[[ MATERIALS PROVIDED, beginning ]]

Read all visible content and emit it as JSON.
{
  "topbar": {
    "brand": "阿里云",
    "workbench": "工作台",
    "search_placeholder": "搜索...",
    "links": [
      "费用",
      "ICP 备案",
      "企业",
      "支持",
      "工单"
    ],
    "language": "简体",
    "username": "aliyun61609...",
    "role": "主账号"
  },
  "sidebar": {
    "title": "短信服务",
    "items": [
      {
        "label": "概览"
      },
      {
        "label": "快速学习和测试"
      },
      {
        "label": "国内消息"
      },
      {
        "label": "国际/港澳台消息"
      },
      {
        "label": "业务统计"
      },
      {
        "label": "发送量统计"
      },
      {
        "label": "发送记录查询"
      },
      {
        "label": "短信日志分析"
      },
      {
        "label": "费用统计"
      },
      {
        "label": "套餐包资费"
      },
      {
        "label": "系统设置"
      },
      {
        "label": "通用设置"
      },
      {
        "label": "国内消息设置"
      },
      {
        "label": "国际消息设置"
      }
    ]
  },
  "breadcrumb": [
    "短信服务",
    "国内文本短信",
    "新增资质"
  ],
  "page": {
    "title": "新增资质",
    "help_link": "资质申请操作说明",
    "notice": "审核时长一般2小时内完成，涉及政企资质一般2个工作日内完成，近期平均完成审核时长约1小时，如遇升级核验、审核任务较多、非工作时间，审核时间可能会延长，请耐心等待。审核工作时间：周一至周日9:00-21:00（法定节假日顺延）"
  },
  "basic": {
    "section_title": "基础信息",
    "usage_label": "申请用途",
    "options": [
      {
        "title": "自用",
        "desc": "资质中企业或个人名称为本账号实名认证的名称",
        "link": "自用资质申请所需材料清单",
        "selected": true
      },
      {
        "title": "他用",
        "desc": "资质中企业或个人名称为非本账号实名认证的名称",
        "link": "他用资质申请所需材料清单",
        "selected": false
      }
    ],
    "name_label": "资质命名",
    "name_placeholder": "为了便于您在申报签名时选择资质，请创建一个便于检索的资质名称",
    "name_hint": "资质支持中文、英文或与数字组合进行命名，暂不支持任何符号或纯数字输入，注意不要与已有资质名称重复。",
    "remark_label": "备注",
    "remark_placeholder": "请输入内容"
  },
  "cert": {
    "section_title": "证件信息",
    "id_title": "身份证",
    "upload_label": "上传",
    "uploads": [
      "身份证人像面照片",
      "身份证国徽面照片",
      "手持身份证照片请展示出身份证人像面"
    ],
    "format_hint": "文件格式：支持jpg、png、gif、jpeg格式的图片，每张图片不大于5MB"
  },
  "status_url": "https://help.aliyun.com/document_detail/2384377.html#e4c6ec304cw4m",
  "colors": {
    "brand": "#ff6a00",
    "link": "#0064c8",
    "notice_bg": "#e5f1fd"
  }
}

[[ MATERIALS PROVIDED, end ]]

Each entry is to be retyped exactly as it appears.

Read all visible content and emit it as JSON.
{
  "topbar": {
    "brand": "阿里云",
    "workbench": "工作台",
    "search_placeholder": "搜索...",
    "links": [
      "费用",
      "ICP 备案",
      "企业",
      "支持",
      "工单"
    ],
    "language": "简体",
    "username": "aliyun61609...",
    "role": "主账号"
  },
  "sidebar": {
    "title": "短信服务",
    "items": [
      {
        "label": "概览"
      },
      {
        "label": "快速学习和测试"
      },
      {
        "label": "国内消息"
      },
      {
        "label": "国际/港澳台消息"
      },
      {
        "label": "业务统计"
      },
      {
        "label": "发送量统计"
      },
      {
        "label": "发送记录查询"
      },
      {
        "label": "短信日志分析"
      },
      {
        "label": "费用统计"
      },
      {
        "label": "套餐包资费"
      },
      {
        "label": "系统设置"
      },
      {
        "label": "通用设置"
      },
      {
        "label": "国内消息设置"
      },
      {
        "label": "国际消息设置"
      }
    ]
  },
  "breadcrumb": [
    "短信服务",
    "国内文本短信",
    "新增资质"
  ],
  "page": {
    "title": "新增资质",
    "help_link": "资质申请操作说明",
    "notice": "审核时长一般2小时内完成，涉及政企资质一般2个工作日内完成，近期平均完成审核时长约1小时，如遇升级核验、审核任务较多、非工作时间，审核时间可能会延长，请耐心等待。审核工作时间：周一至周日9:00-21:00（法定节假日顺延）"
  },
  "basic": {
    "section_title": "基础信息",
    "usage_label": "申请用途",
    "options": [
      {
        "title": "自用",
        "desc": "资质中企业或个人名称为本账号实名认证的名称",
        "link": "自用资质申请所需材料清单",
        "selected": true
      },
      {
        "title": "他用",
        "desc": "资质中企业或个人名称为非本账号实名认证的名称",
        "link": "他用资质申请所需材料清单",
        "selected": false
      }
    ],
    "name_label": "资质命名",
    "name_placeholder": "为了便于您在申报签名时选择资质，请创建一个便于检索的资质名称",
    "name_hint": "资质支持中文、英文或与数字组合进行命名，暂不支持任何符号或纯数字输入，注意不要与已有资质名称重复。",
    "remark_label": "备注",
    "remark_placeholder": "请输入内容"
  },
  "cert": {
    "section_title": "证件信息",
    "id_title": "身份证",
    "upload_label": "上传",
    "uploads": [
      "身份证人像面照片",
      "身份证国徽面照片",
      "手持身份证照片请展示出身份证人像面"
    ],
    "format_hint": "文件格式：支持jpg、png、gif、jpeg格式的图片，每张图片不大于5MB"
  },
  "status_url": "https://help.aliyun.com/document_detail/2384377.html#e4c6ec304cw4m",
  "colors": {
    "brand": "#ff6a00",
    "link": "#0064c8",
    "notice_bg": "#e5f1fd"
  }
}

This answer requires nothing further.